Red lights and check-out lines. Waiting rooms and response times. For whatever cursed reason, the default response to forced waiting is frustration, annoyance - even anger. And almost no reflection is devoted to this extremely common part of life. People in their last decades can get just as pissed off at an unwanted wait as a toddler who can’t get their food fast enough.
If we could only see these parts of a person’s life, the only conclusion to be drawn would be that such a person simply can’t wait for life to be over.
And yet life is short. An old man once said to me: when you are young, time is like the distance between telephone poles, but when you get to be my age, it starts looking like a picket fence.

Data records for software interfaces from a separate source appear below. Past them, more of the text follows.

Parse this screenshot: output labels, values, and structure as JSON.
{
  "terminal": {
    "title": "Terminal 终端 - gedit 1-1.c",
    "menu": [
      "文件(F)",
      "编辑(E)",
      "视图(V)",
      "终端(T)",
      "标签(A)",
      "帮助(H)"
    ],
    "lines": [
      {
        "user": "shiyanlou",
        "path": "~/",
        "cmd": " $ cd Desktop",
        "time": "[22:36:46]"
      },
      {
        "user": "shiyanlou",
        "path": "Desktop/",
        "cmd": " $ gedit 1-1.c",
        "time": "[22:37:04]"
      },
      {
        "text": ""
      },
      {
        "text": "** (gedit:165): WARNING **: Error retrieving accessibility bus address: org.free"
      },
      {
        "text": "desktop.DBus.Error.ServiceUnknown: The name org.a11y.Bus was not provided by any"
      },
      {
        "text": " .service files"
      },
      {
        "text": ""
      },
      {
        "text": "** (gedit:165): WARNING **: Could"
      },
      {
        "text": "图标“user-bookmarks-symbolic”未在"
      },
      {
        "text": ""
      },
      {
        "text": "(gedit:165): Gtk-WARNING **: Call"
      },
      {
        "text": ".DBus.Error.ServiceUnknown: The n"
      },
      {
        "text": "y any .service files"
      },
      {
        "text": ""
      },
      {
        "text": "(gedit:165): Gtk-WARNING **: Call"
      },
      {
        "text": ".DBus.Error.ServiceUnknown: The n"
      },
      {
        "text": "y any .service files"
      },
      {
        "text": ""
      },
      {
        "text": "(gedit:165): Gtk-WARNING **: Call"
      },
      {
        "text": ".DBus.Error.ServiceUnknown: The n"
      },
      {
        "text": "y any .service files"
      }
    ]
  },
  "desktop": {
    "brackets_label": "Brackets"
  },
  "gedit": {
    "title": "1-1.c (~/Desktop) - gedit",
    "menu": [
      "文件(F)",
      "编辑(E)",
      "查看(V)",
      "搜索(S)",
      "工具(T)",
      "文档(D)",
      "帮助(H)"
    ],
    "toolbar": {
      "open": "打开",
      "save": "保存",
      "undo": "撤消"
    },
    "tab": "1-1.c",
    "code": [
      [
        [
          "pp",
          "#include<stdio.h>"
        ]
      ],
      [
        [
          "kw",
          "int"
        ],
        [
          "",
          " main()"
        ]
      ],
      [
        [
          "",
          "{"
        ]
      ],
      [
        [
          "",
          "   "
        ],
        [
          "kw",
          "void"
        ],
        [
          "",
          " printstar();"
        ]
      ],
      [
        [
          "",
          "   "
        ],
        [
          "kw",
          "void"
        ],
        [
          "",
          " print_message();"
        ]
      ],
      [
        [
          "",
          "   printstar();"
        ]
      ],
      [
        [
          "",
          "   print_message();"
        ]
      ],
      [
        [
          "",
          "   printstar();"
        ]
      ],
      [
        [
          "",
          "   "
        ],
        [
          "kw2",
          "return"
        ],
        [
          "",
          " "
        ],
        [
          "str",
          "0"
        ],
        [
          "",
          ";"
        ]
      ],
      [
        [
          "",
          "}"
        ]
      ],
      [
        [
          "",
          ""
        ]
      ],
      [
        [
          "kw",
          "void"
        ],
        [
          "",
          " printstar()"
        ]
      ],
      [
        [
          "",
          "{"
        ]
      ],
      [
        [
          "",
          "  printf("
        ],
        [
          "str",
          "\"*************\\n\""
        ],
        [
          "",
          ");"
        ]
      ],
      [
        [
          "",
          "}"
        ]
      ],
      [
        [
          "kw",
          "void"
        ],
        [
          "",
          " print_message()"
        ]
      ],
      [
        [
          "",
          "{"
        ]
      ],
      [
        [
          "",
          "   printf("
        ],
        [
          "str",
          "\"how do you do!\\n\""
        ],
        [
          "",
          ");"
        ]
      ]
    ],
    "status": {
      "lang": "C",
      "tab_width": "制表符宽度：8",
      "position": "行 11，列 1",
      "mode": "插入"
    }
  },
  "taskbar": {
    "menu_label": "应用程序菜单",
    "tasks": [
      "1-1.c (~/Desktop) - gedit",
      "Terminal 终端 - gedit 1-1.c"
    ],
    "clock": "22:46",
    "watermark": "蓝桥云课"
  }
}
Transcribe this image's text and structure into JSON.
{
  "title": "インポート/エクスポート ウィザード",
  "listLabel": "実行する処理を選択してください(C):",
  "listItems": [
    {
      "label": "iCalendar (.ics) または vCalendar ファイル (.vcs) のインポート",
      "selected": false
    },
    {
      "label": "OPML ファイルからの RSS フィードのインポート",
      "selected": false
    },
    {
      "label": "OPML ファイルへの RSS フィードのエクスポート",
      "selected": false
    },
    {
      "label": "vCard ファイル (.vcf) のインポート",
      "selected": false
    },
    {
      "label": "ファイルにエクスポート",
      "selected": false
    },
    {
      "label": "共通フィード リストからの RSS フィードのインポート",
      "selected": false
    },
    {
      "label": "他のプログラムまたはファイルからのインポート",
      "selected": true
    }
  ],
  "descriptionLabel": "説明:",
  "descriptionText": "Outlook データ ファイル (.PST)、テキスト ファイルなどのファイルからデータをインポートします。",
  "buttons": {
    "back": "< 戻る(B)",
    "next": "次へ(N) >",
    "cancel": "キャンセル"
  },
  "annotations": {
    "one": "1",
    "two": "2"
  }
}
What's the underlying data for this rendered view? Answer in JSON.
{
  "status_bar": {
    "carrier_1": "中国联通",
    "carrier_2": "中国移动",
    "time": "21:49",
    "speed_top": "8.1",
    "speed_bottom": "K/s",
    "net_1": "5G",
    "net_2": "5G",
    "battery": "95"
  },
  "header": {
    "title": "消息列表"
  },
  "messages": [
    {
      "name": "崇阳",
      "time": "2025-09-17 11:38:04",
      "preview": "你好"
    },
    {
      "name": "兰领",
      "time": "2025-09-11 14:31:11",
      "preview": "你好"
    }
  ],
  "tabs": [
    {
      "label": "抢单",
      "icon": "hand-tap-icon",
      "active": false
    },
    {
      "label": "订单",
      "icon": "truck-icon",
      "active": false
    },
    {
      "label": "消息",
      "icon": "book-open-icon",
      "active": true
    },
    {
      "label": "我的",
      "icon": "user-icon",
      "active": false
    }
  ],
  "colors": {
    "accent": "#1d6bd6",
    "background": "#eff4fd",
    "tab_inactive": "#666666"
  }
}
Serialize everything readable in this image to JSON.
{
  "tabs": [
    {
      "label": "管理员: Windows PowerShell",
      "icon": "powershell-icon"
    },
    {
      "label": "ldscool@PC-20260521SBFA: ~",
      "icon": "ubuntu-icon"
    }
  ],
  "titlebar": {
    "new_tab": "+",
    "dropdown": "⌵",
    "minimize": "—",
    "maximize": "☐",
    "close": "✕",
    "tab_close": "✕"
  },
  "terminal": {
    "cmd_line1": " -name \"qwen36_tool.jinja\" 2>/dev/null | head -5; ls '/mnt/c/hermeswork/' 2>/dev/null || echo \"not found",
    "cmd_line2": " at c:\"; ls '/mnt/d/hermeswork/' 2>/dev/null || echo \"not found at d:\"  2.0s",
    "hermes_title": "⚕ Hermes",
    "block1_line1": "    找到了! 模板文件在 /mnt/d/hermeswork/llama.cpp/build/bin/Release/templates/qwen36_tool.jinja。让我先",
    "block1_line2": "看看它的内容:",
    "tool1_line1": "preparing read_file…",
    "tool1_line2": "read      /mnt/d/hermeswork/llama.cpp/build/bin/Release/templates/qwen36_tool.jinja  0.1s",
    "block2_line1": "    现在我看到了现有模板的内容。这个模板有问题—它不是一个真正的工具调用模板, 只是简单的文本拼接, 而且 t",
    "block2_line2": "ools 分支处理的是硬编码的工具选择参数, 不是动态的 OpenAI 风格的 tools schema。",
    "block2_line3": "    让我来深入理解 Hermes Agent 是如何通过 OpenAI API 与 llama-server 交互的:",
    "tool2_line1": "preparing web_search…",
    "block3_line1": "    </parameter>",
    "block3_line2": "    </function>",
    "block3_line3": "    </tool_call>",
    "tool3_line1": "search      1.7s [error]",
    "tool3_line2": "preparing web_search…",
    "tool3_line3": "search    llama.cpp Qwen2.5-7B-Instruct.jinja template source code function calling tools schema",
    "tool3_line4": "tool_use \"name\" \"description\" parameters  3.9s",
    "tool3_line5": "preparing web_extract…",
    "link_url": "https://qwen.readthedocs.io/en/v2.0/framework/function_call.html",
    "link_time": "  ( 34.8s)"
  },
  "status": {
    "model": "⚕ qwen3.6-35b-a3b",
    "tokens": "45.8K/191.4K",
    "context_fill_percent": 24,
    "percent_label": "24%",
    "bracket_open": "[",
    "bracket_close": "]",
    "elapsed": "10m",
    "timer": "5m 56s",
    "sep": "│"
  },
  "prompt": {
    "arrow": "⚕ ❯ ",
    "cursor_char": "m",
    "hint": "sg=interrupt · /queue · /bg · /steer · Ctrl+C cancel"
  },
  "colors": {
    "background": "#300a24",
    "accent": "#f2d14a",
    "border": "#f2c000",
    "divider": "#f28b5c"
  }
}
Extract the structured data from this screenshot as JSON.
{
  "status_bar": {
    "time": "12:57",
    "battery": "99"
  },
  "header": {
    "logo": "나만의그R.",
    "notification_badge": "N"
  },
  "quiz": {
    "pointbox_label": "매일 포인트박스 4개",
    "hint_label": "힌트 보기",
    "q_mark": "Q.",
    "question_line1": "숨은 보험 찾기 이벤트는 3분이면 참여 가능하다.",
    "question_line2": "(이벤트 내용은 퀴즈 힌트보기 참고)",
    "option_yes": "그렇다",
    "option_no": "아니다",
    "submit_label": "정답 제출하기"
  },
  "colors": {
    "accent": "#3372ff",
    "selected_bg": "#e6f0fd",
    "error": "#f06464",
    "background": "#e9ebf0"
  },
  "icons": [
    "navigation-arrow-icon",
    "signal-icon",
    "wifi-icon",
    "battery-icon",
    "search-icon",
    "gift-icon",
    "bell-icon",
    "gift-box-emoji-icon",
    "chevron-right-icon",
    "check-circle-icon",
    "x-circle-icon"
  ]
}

It’s an equally strange phenomenon that time seems to speed up as more of it passes us by, and yet despite all this, a slow check-out line can bring absolute ruin to a person’s mood and mind.
Is it possible to find red lights meditative? Can a waiting room be anything like sitting at the beach? Can a checkout line be an opportunity to realize anew just how improbable our entire existence is?
Certainly. These are all advertisements for a meditation practice - something which comes online in all of these scenarios - at least for the well practiced individual.
Many of the arguments for starting a meditation practice are touted as altruistic: it makes you a better person, less of an asshole to friends and family. Do them a favor. But a well honed meditation practice does first and foremost improve the quality of life for the meditator.
Simply imagine if all of the frustrating pockets of time in life that normally inspire a low-grade rage could all be replaced with that overwhelming feeling of relaxation and pleasure that comes after a much needed sigh and a breath of fresh air? This is an upgrade that money simply can’t buy, and which at the end of life is simply priceless when looking back.
It’s strange that in a culture that goads us to use time wisely, that we are so prone to use it so poorly when a pocket of it presents itself. Even if it means “using” that time in the simplest way possible: life grows shorts as the seconds tick by; best to enjoy the wait.